:: Recorded data ::
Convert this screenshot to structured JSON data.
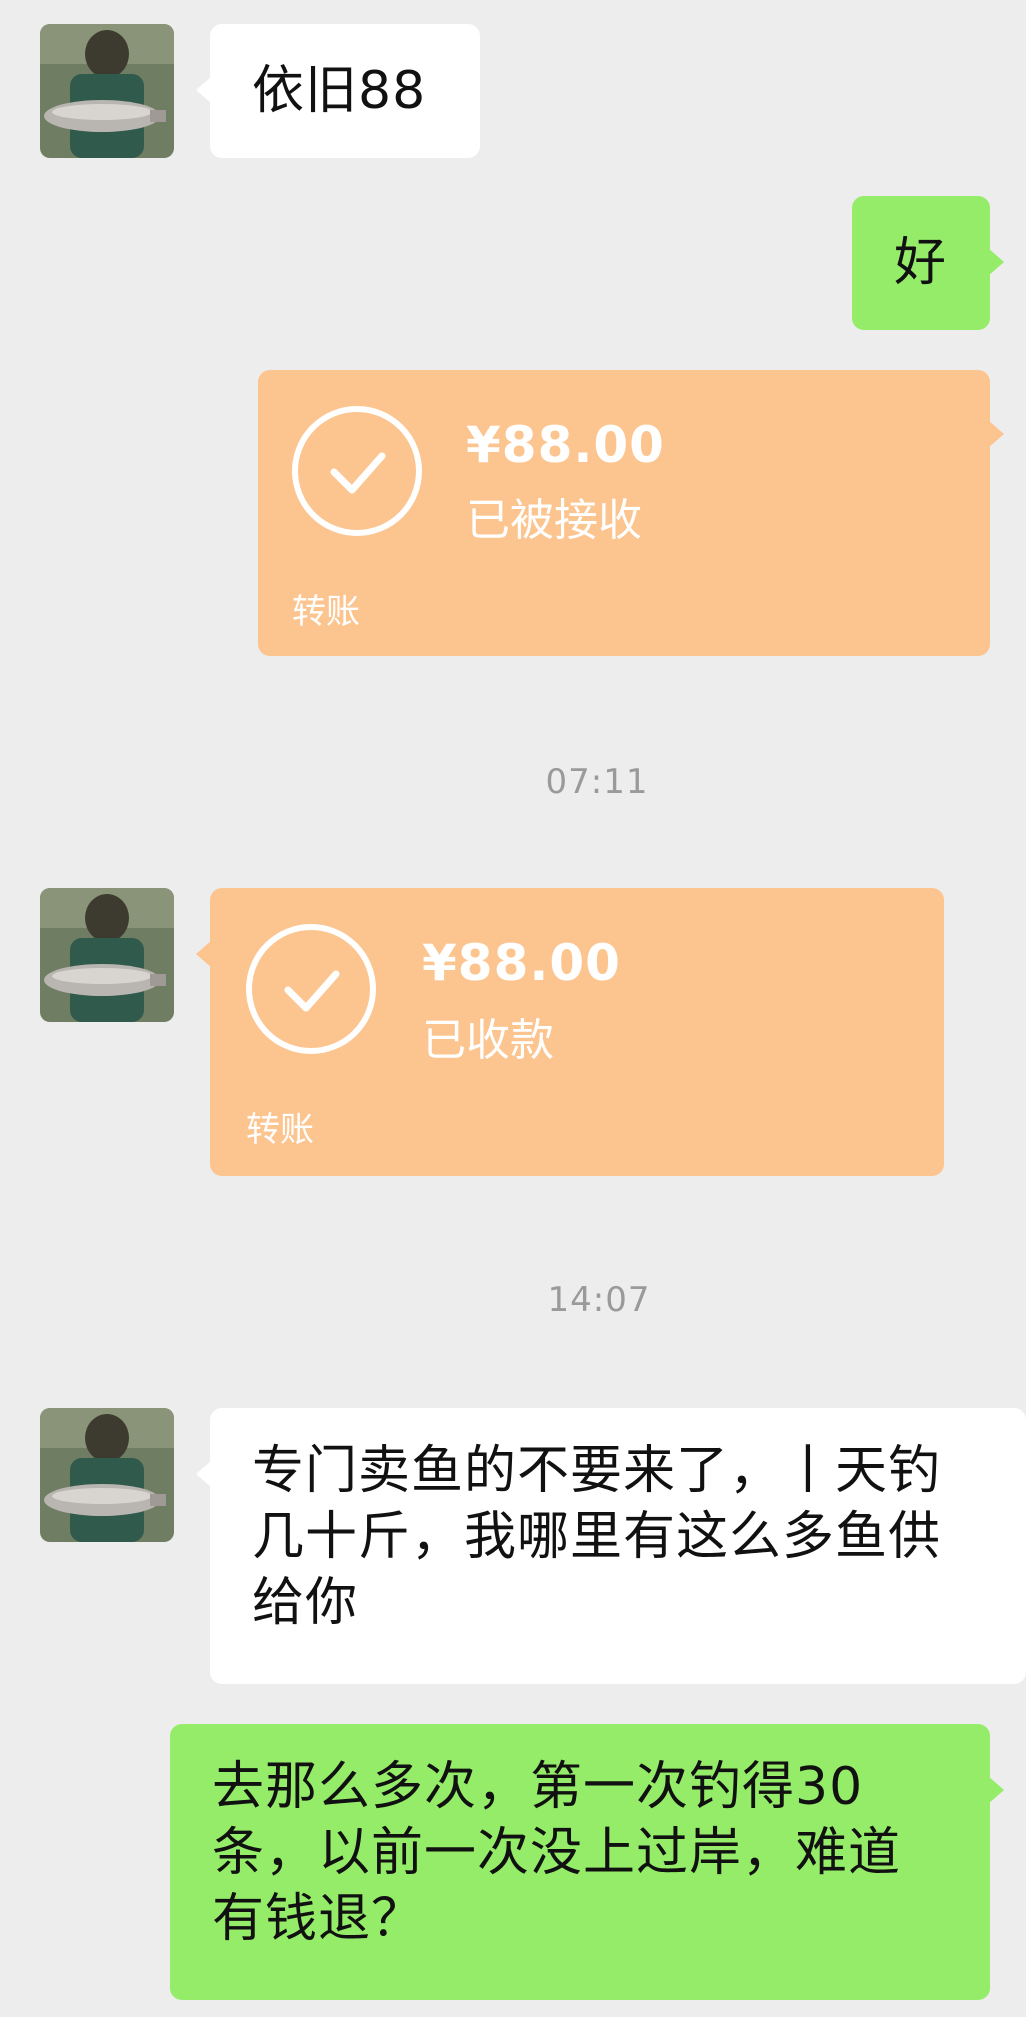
{
  "colors": {
    "background": "#ededed",
    "received_bubble": "#ffffff",
    "sent_bubble": "#95ec69",
    "transfer_card": "#fcc590",
    "timestamp_text": "#9a9a9a"
  },
  "messages": [
    {
      "side": "received",
      "type": "text",
      "text": "依旧88"
    },
    {
      "side": "sent",
      "type": "text",
      "text": "好"
    },
    {
      "side": "sent",
      "type": "transfer",
      "amount": "¥88.00",
      "status": "已被接收",
      "label": "转账",
      "icon": "check-circle-icon"
    },
    {
      "type": "timestamp",
      "text": "07:11"
    },
    {
      "side": "received",
      "type": "transfer",
      "amount": "¥88.00",
      "status": "已收款",
      "label": "转账",
      "icon": "check-circle-icon"
    },
    {
      "type": "timestamp",
      "text": "14:07"
    },
    {
      "side": "received",
      "type": "text",
      "lines": [
        "专门卖鱼的不要来了，丨天钓",
        "几十斤，我哪里有这么多鱼供",
        "给你"
      ]
    },
    {
      "side": "sent",
      "type": "text",
      "lines": [
        "去那么多次，第一次钓得30",
        "条，以前一次没上过岸，难道",
        "有钱退？"
      ]
    }
  ]
}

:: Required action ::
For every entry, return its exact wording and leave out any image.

:: Solution to this exercise ::
Convert this screenshot to structured JSON data.
{
  "colors": {
    "background": "#ededed",
    "received_bubble": "#ffffff",
    "sent_bubble": "#95ec69",
    "transfer_card": "#fcc590",
    "timestamp_text": "#9a9a9a"
  },
  "messages": [
    {
      "side": "received",
      "type": "text",
      "text": "依旧88"
    },
    {
      "side": "sent",
      "type": "text",
      "text": "好"
    },
    {
      "side": "sent",
      "type": "transfer",
      "amount": "¥88.00",
      "status": "已被接收",
      "label": "转账",
      "icon": "check-circle-icon"
    },
    {
      "type": "timestamp",
      "text": "07:11"
    },
    {
      "side": "received",
      "type": "transfer",
      "amount": "¥88.00",
      "status": "已收款",
      "label": "转账",
      "icon": "check-circle-icon"
    },
    {
      "type": "timestamp",
      "text": "14:07"
    },
    {
      "side": "received",
      "type": "text",
      "lines": [
        "专门卖鱼的不要来了，丨天钓",
        "几十斤，我哪里有这么多鱼供",
        "给你"
      ]
    },
    {
      "side": "sent",
      "type": "text",
      "lines": [
        "去那么多次，第一次钓得30",
        "条，以前一次没上过岸，难道",
        "有钱退？"
      ]
    }
  ]
}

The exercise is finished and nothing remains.